Whether you’re just beginning a career in recording or you’re at the top of your game, documentation is key. Imagine you’ve just finished a killer tracking session, one you may want the ability to recreate someday (hint: that’s potentially every session), so now what? I’m generally confident in my memory for microphone placements and studio setup for a few months, however plans change over time, and what may have been easy to remember tomorrow suddenly needs to be compartmentalized until everyone is available again next month. Plus, there’s no remembering compressor or EQ settings, let alone values for gear that has less than descriptive faceplates.
So, what’s an engineer to do? Well, the obvious answer is documentation of some form. If you’re serious about this business, you’ll be documenting your session. After all, you never know what may become of that last-minute project you did last week, and it’s always valuable to be able to look back. All this having been said, what form of documentation you use depends completely on your work-flow and needs.
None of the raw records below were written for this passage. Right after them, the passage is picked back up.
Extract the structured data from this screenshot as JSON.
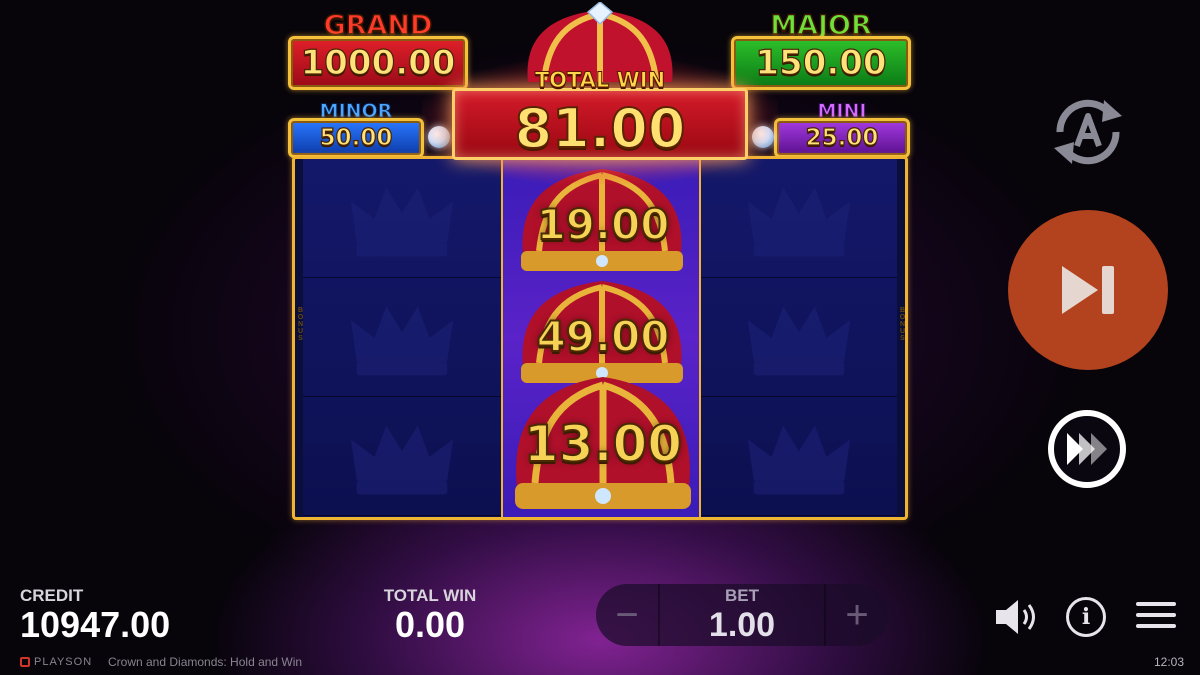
{
  "jackpots": {
    "grand": {
      "title": "GRAND",
      "value": "1000.00"
    },
    "major": {
      "title": "MAJOR",
      "value": "150.00"
    },
    "minor": {
      "title": "MINOR",
      "value": "50.00"
    },
    "mini": {
      "title": "MINI",
      "value": "25.00"
    }
  },
  "total_win_banner": {
    "label": "TOTAL WIN",
    "value": "81.00"
  },
  "reels": {
    "side_label": "BONUS",
    "middle_crowns": [
      "19.00",
      "49.00",
      "13.00"
    ]
  },
  "bottom_bar": {
    "credit_label": "CREDIT",
    "credit_value": "10947.00",
    "total_win_label": "TOTAL WIN",
    "total_win_value": "0.00",
    "bet_label": "BET",
    "bet_value": "1.00",
    "bet_minus": "−",
    "bet_plus": "+"
  },
  "footer": {
    "brand": "PLAYSON",
    "game_title": "Crown and Diamonds: Hold and Win",
    "clock": "12:03"
  },
  "icons": {
    "autoplay": "autoplay-icon",
    "skip": "skip-forward-icon",
    "turbo": "turbo-icon",
    "sound": "speaker-icon",
    "info": "info-icon",
    "menu": "hamburger-menu-icon"
  },
  "colors": {
    "grand": "#e0202a",
    "major": "#2ec02a",
    "minor": "#2a78ff",
    "mini": "#a43ae0",
    "skip_button": "#b3431e",
    "frame_gold": "#f0b433"
  }
}
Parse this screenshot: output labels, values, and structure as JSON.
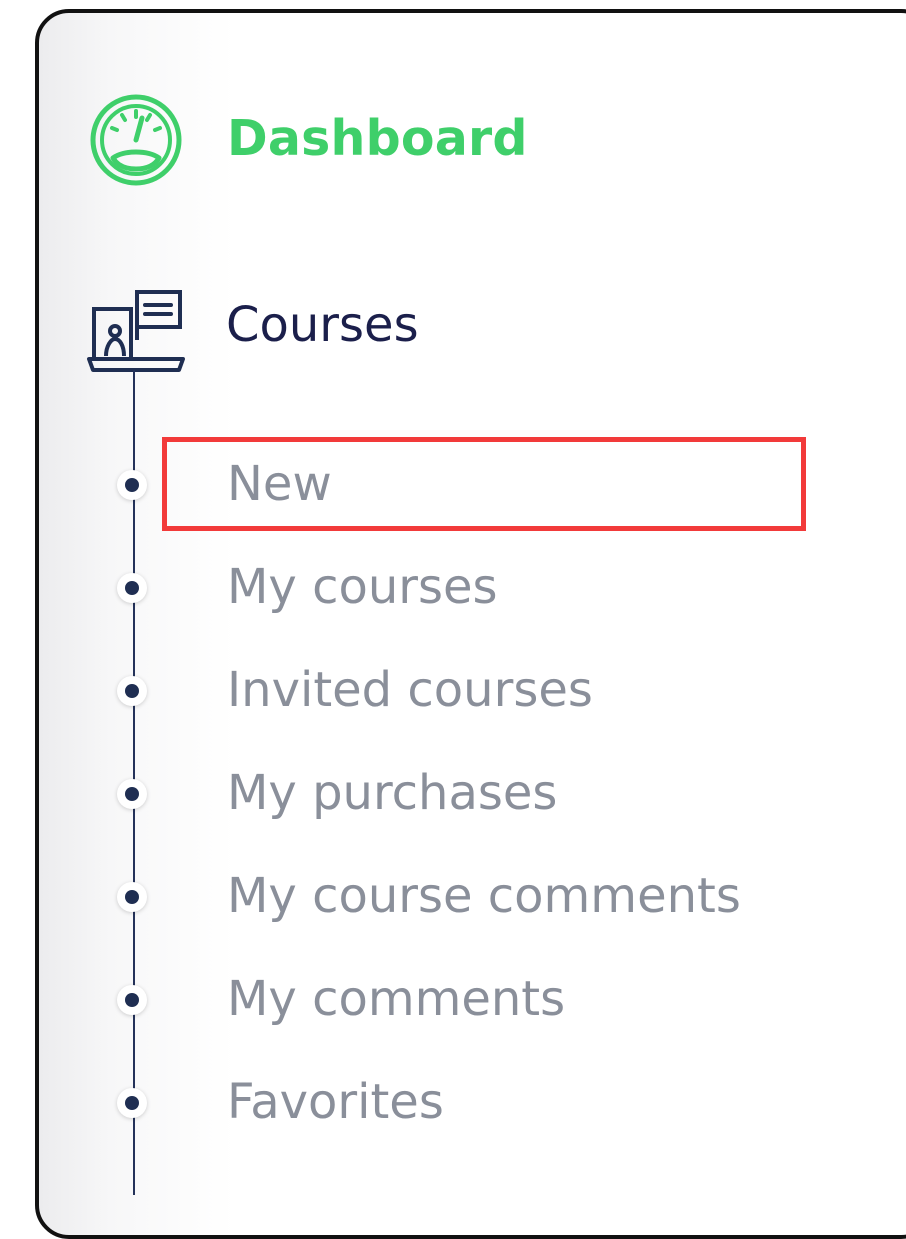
{
  "sidebar": {
    "dashboard": {
      "label": "Dashboard",
      "icon": "speedometer-icon"
    },
    "courses": {
      "label": "Courses",
      "icon": "course-board-icon"
    },
    "course_items": [
      {
        "label": "New"
      },
      {
        "label": "My courses"
      },
      {
        "label": "Invited courses"
      },
      {
        "label": "My purchases"
      },
      {
        "label": "My course comments"
      },
      {
        "label": "My comments"
      },
      {
        "label": "Favorites"
      }
    ]
  },
  "colors": {
    "active": "#3fcf6a",
    "heading": "#1b1f4b",
    "muted": "#8a8f9a",
    "bullet": "#1f2e52",
    "highlight": "#f23a3a"
  }
}
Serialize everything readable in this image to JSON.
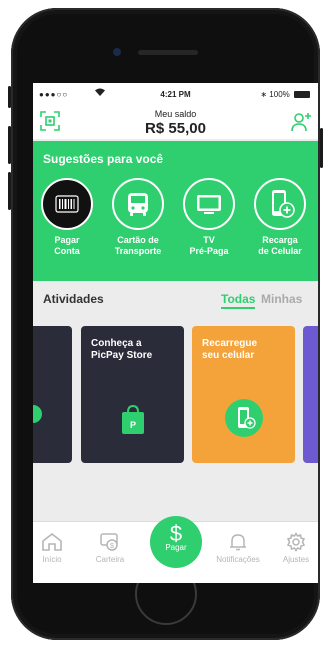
{
  "status_bar": {
    "signal": "●●●○○",
    "time": "4:21 PM",
    "battery": "100%"
  },
  "header": {
    "balance_label": "Meu saldo",
    "balance_value": "R$ 55,00"
  },
  "suggestions": {
    "title": "Sugestões para você",
    "items": [
      {
        "line1": "Pagar",
        "line2": "Conta",
        "icon": "barcode-icon"
      },
      {
        "line1": "Cartão de",
        "line2": "Transporte",
        "icon": "bus-icon"
      },
      {
        "line1": "TV",
        "line2": "Pré-Paga",
        "icon": "tv-icon"
      },
      {
        "line1": "Recarga",
        "line2": "de Celular",
        "icon": "phone-recharge-icon"
      }
    ]
  },
  "activities": {
    "title": "Atividades",
    "tab_all": "Todas",
    "tab_mine": "Minhas",
    "cards": [
      {
        "line1": "Conheça a",
        "line2": "PicPay Store",
        "icon": "shopping-bag-icon",
        "color": "#2a2c3a"
      },
      {
        "line1": "Recarregue",
        "line2": "seu celular",
        "icon": "phone-recharge-icon",
        "color": "#f4a33a"
      }
    ]
  },
  "tabbar": {
    "home": "Início",
    "wallet": "Carteira",
    "pay": "Pagar",
    "notifications": "Notificações",
    "settings": "Ajustes"
  },
  "colors": {
    "brand_green": "#2fcf6f",
    "dark_card": "#2a2c3a",
    "orange_card": "#f4a33a",
    "purple_card": "#6d5ad0"
  }
}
There are many important items which should be included in your documentation, as discussed by David Miles Huber in his newest version of Modern Recording Techniques, 8th Ed.
For David’s thoughts on documentation as well as sage advice from Kyle on the various forms that production documentation can take, be certain to click through to AudioUndone.com for my complete article.